EXERCISE: Using the entries that follow, state how many lines contain the word "data". The response is that number and nothing more.

LISTED ENTRIES:

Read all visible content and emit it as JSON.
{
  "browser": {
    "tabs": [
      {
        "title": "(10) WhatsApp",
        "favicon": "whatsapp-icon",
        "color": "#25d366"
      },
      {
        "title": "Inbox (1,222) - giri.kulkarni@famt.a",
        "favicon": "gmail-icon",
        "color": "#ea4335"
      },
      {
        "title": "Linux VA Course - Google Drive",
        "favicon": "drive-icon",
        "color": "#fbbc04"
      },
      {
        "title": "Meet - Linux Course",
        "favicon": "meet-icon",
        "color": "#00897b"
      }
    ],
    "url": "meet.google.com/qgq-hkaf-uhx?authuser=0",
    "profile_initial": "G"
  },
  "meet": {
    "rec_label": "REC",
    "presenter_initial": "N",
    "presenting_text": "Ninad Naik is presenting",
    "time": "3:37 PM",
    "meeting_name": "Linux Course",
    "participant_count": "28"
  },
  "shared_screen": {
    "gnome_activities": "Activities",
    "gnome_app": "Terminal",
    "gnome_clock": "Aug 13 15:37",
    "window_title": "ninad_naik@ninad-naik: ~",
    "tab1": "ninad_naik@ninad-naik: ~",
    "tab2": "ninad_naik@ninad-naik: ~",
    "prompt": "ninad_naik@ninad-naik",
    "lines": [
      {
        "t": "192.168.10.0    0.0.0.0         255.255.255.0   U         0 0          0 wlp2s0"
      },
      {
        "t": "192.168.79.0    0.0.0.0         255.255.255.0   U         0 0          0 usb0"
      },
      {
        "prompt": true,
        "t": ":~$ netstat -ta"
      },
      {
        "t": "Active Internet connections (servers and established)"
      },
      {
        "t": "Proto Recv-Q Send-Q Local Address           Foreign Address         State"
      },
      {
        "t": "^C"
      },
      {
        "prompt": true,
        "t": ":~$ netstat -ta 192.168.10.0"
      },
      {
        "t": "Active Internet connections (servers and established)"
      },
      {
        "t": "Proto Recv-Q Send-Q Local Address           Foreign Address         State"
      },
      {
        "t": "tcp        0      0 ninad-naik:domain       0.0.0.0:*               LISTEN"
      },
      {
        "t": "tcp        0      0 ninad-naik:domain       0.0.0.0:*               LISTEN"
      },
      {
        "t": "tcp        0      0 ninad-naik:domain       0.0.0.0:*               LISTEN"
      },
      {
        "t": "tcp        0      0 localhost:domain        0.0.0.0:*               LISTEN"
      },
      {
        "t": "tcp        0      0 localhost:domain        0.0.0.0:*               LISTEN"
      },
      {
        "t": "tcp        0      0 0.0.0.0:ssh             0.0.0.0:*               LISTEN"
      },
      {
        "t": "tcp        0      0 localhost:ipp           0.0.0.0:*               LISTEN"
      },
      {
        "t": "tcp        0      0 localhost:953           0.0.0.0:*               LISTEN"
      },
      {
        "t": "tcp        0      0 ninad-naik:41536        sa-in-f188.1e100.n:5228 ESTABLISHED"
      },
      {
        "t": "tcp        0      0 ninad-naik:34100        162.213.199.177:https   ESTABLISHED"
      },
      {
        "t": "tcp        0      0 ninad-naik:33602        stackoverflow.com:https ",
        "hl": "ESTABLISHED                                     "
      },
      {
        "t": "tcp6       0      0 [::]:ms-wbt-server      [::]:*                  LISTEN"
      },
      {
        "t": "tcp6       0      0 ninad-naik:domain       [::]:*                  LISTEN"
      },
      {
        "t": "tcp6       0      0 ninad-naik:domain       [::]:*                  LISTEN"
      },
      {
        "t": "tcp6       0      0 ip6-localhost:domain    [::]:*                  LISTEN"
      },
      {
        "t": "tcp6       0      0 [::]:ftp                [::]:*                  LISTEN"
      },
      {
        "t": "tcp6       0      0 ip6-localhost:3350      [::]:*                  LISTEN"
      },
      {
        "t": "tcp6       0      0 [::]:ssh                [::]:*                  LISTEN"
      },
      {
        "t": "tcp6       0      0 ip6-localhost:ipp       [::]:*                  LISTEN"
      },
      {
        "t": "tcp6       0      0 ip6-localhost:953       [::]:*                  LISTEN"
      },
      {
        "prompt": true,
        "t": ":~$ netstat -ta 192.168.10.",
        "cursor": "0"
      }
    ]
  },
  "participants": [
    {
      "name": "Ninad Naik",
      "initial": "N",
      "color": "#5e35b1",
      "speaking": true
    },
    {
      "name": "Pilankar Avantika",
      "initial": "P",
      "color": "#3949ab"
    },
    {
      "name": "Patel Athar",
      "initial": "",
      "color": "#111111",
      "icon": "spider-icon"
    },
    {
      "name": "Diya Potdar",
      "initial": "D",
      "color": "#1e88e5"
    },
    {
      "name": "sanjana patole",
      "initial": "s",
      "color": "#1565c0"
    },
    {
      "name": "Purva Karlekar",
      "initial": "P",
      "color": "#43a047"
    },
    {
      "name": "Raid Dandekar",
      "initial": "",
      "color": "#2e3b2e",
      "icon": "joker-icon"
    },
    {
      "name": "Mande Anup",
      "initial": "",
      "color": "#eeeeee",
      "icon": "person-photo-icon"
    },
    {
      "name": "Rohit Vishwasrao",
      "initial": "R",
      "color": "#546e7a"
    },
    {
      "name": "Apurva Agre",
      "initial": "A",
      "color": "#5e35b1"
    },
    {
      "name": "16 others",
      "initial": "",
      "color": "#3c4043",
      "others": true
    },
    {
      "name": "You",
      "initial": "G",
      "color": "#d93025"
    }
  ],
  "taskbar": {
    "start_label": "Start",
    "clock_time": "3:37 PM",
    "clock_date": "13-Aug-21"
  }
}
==
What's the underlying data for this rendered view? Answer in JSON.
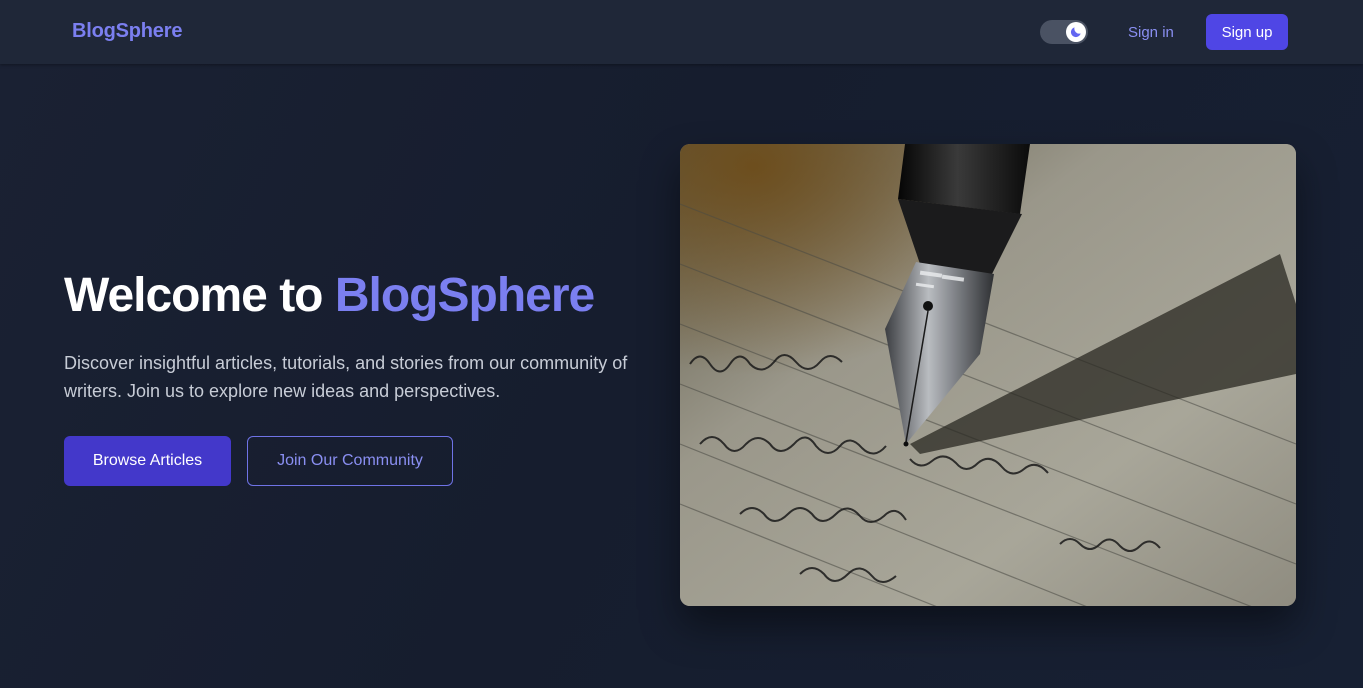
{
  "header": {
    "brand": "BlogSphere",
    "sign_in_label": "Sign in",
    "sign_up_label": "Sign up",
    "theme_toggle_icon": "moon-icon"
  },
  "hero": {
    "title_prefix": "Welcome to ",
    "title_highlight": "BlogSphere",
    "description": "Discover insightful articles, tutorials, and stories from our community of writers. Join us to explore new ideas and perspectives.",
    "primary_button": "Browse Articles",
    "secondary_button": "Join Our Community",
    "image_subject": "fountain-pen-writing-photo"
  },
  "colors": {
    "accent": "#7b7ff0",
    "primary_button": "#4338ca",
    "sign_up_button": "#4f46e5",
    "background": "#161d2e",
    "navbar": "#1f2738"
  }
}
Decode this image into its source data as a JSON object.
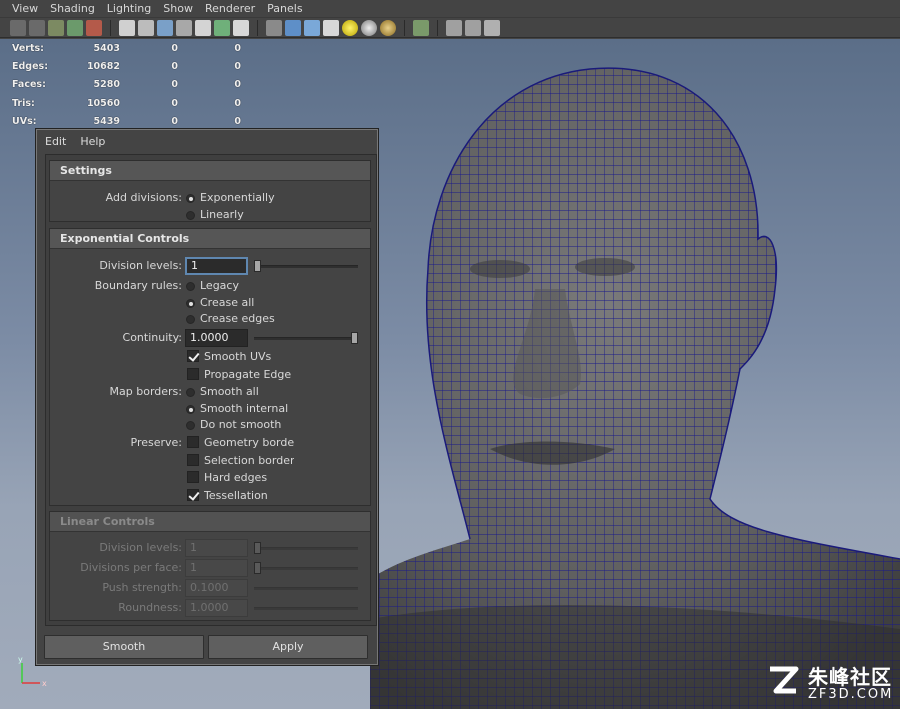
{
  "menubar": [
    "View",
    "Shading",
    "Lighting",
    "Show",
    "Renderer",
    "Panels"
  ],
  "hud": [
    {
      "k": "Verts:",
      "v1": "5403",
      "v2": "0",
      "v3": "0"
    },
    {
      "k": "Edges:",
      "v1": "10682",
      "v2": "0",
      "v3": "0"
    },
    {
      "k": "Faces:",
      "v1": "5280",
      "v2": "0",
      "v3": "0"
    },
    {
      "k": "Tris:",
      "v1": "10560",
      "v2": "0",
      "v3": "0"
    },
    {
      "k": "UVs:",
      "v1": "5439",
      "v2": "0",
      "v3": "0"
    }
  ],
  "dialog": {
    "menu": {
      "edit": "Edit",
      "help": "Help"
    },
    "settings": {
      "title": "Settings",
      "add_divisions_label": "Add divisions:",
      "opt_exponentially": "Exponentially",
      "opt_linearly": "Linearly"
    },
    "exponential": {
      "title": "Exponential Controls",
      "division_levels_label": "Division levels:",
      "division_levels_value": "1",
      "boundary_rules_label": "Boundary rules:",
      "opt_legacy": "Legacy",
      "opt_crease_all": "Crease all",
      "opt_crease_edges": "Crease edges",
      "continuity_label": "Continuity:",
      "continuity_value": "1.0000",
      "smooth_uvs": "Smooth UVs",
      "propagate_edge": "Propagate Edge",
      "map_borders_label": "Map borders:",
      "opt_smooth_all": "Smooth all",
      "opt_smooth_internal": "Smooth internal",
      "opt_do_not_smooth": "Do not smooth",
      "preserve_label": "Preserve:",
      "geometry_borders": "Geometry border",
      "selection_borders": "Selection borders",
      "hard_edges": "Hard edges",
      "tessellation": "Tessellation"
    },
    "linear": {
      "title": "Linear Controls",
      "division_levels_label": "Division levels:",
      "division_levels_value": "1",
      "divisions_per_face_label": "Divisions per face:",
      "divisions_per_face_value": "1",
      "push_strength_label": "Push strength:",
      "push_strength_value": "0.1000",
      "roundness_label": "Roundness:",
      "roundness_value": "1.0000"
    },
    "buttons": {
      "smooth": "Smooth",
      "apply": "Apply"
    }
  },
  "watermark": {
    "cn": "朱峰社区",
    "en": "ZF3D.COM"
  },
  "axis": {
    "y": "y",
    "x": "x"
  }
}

SOLUTION TO THIS EXERCISE: 2